RAW DATA
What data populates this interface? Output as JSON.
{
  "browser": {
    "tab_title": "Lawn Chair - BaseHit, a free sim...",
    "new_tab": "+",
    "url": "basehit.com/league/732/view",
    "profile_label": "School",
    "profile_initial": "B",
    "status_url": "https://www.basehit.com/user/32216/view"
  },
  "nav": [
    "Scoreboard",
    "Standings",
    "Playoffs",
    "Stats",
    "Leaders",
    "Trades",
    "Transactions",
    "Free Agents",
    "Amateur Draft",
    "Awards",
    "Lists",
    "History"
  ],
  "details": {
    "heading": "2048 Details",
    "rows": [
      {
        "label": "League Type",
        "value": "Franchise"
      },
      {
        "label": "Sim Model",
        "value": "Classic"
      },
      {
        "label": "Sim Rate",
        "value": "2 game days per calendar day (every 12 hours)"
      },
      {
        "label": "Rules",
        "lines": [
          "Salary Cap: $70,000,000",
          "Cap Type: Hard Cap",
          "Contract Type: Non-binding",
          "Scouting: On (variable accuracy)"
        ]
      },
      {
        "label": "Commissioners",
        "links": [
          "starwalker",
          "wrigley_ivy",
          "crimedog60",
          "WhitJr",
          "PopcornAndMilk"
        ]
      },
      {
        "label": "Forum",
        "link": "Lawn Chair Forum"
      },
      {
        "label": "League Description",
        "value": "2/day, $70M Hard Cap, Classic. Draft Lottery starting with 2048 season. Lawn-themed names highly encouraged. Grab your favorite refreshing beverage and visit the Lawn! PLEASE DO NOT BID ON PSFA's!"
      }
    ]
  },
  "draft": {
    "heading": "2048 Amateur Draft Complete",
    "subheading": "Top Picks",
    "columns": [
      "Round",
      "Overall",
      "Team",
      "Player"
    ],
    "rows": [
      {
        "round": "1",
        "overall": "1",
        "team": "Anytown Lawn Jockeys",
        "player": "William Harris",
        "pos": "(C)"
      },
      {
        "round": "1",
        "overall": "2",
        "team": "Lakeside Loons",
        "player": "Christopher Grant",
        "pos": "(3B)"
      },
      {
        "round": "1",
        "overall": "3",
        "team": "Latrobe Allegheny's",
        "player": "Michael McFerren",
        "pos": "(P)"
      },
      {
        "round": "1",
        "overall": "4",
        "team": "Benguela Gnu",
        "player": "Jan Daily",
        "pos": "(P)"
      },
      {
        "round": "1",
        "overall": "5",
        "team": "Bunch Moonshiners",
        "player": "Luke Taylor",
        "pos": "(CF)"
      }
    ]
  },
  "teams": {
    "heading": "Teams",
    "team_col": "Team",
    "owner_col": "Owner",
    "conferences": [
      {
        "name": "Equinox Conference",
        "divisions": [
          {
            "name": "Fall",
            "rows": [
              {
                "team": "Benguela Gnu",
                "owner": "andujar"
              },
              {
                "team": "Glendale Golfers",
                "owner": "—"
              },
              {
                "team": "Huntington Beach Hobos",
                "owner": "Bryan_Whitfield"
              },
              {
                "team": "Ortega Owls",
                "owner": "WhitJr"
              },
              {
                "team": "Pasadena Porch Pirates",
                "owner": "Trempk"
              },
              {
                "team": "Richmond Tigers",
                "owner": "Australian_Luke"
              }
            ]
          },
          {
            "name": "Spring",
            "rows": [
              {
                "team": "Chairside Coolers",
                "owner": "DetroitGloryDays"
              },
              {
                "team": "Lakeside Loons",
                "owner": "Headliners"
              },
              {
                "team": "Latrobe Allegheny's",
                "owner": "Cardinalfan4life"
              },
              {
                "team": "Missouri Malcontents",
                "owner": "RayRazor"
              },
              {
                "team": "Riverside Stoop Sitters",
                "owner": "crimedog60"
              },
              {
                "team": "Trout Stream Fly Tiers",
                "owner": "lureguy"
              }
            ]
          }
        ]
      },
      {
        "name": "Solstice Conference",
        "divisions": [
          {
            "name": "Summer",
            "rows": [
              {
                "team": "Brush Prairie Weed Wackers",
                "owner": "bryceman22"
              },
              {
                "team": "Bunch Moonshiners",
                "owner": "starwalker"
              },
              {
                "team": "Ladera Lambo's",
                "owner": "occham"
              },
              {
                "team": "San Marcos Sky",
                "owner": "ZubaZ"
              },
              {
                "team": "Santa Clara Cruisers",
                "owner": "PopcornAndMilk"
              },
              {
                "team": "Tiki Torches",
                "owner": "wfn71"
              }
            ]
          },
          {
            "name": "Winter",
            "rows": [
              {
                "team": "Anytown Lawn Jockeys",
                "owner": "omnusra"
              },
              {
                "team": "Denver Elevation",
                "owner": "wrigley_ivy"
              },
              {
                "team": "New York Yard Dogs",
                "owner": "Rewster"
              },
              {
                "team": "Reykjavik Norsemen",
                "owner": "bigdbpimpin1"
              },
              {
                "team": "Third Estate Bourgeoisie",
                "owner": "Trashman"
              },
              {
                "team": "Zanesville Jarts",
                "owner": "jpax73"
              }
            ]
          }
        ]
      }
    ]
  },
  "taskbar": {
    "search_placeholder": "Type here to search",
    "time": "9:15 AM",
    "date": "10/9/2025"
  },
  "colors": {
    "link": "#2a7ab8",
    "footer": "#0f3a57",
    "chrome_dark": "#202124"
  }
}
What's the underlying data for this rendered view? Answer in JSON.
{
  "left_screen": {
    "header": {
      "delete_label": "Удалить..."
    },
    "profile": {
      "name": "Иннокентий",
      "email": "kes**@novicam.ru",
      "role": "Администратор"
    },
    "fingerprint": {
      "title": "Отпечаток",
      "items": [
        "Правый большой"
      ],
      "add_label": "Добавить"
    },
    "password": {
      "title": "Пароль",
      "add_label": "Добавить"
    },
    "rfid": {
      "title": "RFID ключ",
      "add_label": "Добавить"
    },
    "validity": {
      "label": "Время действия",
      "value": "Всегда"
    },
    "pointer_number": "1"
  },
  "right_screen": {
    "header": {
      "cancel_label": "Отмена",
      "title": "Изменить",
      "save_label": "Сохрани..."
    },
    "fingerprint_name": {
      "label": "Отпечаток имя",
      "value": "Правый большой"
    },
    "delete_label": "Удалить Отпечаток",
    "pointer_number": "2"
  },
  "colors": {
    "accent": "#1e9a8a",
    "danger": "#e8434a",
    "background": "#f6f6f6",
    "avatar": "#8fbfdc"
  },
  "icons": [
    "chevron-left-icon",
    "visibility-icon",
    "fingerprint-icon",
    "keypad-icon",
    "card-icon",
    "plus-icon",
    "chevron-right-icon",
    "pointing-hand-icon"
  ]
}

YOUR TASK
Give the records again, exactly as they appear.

EXERCISE RESULT
What data populates this interface? Output as JSON.
{
  "browser": {
    "tab_title": "Lawn Chair - BaseHit, a free sim...",
    "new_tab": "+",
    "url": "basehit.com/league/732/view",
    "profile_label": "School",
    "profile_initial": "B",
    "status_url": "https://www.basehit.com/user/32216/view"
  },
  "nav": [
    "Scoreboard",
    "Standings",
    "Playoffs",
    "Stats",
    "Leaders",
    "Trades",
    "Transactions",
    "Free Agents",
    "Amateur Draft",
    "Awards",
    "Lists",
    "History"
  ],
  "details": {
    "heading": "2048 Details",
    "rows": [
      {
        "label": "League Type",
        "value": "Franchise"
      },
      {
        "label": "Sim Model",
        "value": "Classic"
      },
      {
        "label": "Sim Rate",
        "value": "2 game days per calendar day (every 12 hours)"
      },
      {
        "label": "Rules",
        "lines": [
          "Salary Cap: $70,000,000",
          "Cap Type: Hard Cap",
          "Contract Type: Non-binding",
          "Scouting: On (variable accuracy)"
        ]
      },
      {
        "label": "Commissioners",
        "links": [
          "starwalker",
          "wrigley_ivy",
          "crimedog60",
          "WhitJr",
          "PopcornAndMilk"
        ]
      },
      {
        "label": "Forum",
        "link": "Lawn Chair Forum"
      },
      {
        "label": "League Description",
        "value": "2/day, $70M Hard Cap, Classic. Draft Lottery starting with 2048 season. Lawn-themed names highly encouraged. Grab your favorite refreshing beverage and visit the Lawn! PLEASE DO NOT BID ON PSFA's!"
      }
    ]
  },
  "draft": {
    "heading": "2048 Amateur Draft Complete",
    "subheading": "Top Picks",
    "columns": [
      "Round",
      "Overall",
      "Team",
      "Player"
    ],
    "rows": [
      {
        "round": "1",
        "overall": "1",
        "team": "Anytown Lawn Jockeys",
        "player": "William Harris",
        "pos": "(C)"
      },
      {
        "round": "1",
        "overall": "2",
        "team": "Lakeside Loons",
        "player": "Christopher Grant",
        "pos": "(3B)"
      },
      {
        "round": "1",
        "overall": "3",
        "team": "Latrobe Allegheny's",
        "player": "Michael McFerren",
        "pos": "(P)"
      },
      {
        "round": "1",
        "overall": "4",
        "team": "Benguela Gnu",
        "player": "Jan Daily",
        "pos": "(P)"
      },
      {
        "round": "1",
        "overall": "5",
        "team": "Bunch Moonshiners",
        "player": "Luke Taylor",
        "pos": "(CF)"
      }
    ]
  },
  "teams": {
    "heading": "Teams",
    "team_col": "Team",
    "owner_col": "Owner",
    "conferences": [
      {
        "name": "Equinox Conference",
        "divisions": [
          {
            "name": "Fall",
            "rows": [
              {
                "team": "Benguela Gnu",
                "owner": "andujar"
              },
              {
                "team": "Glendale Golfers",
                "owner": "—"
              },
              {
                "team": "Huntington Beach Hobos",
                "owner": "Bryan_Whitfield"
              },
              {
                "team": "Ortega Owls",
                "owner": "WhitJr"
              },
              {
                "team": "Pasadena Porch Pirates",
                "owner": "Trempk"
              },
              {
                "team": "Richmond Tigers",
                "owner": "Australian_Luke"
              }
            ]
          },
          {
            "name": "Spring",
            "rows": [
              {
                "team": "Chairside Coolers",
                "owner": "DetroitGloryDays"
              },
              {
                "team": "Lakeside Loons",
                "owner": "Headliners"
              },
              {
                "team": "Latrobe Allegheny's",
                "owner": "Cardinalfan4life"
              },
              {
                "team": "Missouri Malcontents",
                "owner": "RayRazor"
              },
              {
                "team": "Riverside Stoop Sitters",
                "owner": "crimedog60"
              },
              {
                "team": "Trout Stream Fly Tiers",
                "owner": "lureguy"
              }
            ]
          }
        ]
      },
      {
        "name": "Solstice Conference",
        "divisions": [
          {
            "name": "Summer",
            "rows": [
              {
                "team": "Brush Prairie Weed Wackers",
                "owner": "bryceman22"
              },
              {
                "team": "Bunch Moonshiners",
                "owner": "starwalker"
              },
              {
                "team": "Ladera Lambo's",
                "owner": "occham"
              },
              {
                "team": "San Marcos Sky",
                "owner": "ZubaZ"
              },
              {
                "team": "Santa Clara Cruisers",
                "owner": "PopcornAndMilk"
              },
              {
                "team": "Tiki Torches",
                "owner": "wfn71"
              }
            ]
          },
          {
            "name": "Winter",
            "rows": [
              {
                "team": "Anytown Lawn Jockeys",
                "owner": "omnusra"
              },
              {
                "team": "Denver Elevation",
                "owner": "wrigley_ivy"
              },
              {
                "team": "New York Yard Dogs",
                "owner": "Rewster"
              },
              {
                "team": "Reykjavik Norsemen",
                "owner": "bigdbpimpin1"
              },
              {
                "team": "Third Estate Bourgeoisie",
                "owner": "Trashman"
              },
              {
                "team": "Zanesville Jarts",
                "owner": "jpax73"
              }
            ]
          }
        ]
      }
    ]
  },
  "taskbar": {
    "search_placeholder": "Type here to search",
    "time": "9:15 AM",
    "date": "10/9/2025"
  },
  "colors": {
    "link": "#2a7ab8",
    "footer": "#0f3a57",
    "chrome_dark": "#202124"
  }
}
What's the underlying data for this rendered view? Answer in JSON.
{
  "left_screen": {
    "header": {
      "delete_label": "Удалить..."
    },
    "profile": {
      "name": "Иннокентий",
      "email": "kes**@novicam.ru",
      "role": "Администратор"
    },
    "fingerprint": {
      "title": "Отпечаток",
      "items": [
        "Правый большой"
      ],
      "add_label": "Добавить"
    },
    "password": {
      "title": "Пароль",
      "add_label": "Добавить"
    },
    "rfid": {
      "title": "RFID ключ",
      "add_label": "Добавить"
    },
    "validity": {
      "label": "Время действия",
      "value": "Всегда"
    },
    "pointer_number": "1"
  },
  "right_screen": {
    "header": {
      "cancel_label": "Отмена",
      "title": "Изменить",
      "save_label": "Сохрани..."
    },
    "fingerprint_name": {
      "label": "Отпечаток имя",
      "value": "Правый большой"
    },
    "delete_label": "Удалить Отпечаток",
    "pointer_number": "2"
  },
  "colors": {
    "accent": "#1e9a8a",
    "danger": "#e8434a",
    "background": "#f6f6f6",
    "avatar": "#8fbfdc"
  },
  "icons": [
    "chevron-left-icon",
    "visibility-icon",
    "fingerprint-icon",
    "keypad-icon",
    "card-icon",
    "plus-icon",
    "chevron-right-icon",
    "pointing-hand-icon"
  ]
}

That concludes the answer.